**Problem**
With no word left out, write out the entire listing.

**Information shown**
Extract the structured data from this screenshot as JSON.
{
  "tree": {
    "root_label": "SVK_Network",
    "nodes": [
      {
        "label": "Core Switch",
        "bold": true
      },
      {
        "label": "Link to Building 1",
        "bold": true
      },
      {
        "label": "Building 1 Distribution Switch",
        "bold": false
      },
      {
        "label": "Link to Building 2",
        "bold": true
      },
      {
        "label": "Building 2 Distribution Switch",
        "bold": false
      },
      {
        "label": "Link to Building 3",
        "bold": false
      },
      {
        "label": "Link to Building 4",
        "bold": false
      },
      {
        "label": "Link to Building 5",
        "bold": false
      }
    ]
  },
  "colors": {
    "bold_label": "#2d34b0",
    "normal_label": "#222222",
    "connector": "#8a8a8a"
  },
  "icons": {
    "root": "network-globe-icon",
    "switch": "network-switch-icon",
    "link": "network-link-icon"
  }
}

**Answer space**
Extract the structured data from this screenshot as JSON.
{
  "tree": {
    "root_label": "SVK_Network",
    "nodes": [
      {
        "label": "Core Switch",
        "bold": true
      },
      {
        "label": "Link to Building 1",
        "bold": true
      },
      {
        "label": "Building 1 Distribution Switch",
        "bold": false
      },
      {
        "label": "Link to Building 2",
        "bold": true
      },
      {
        "label": "Building 2 Distribution Switch",
        "bold": false
      },
      {
        "label": "Link to Building 3",
        "bold": false
      },
      {
        "label": "Link to Building 4",
        "bold": false
      },
      {
        "label": "Link to Building 5",
        "bold": false
      }
    ]
  },
  "colors": {
    "bold_label": "#2d34b0",
    "normal_label": "#222222",
    "connector": "#8a8a8a"
  },
  "icons": {
    "root": "network-globe-icon",
    "switch": "network-switch-icon",
    "link": "network-link-icon"
  }
}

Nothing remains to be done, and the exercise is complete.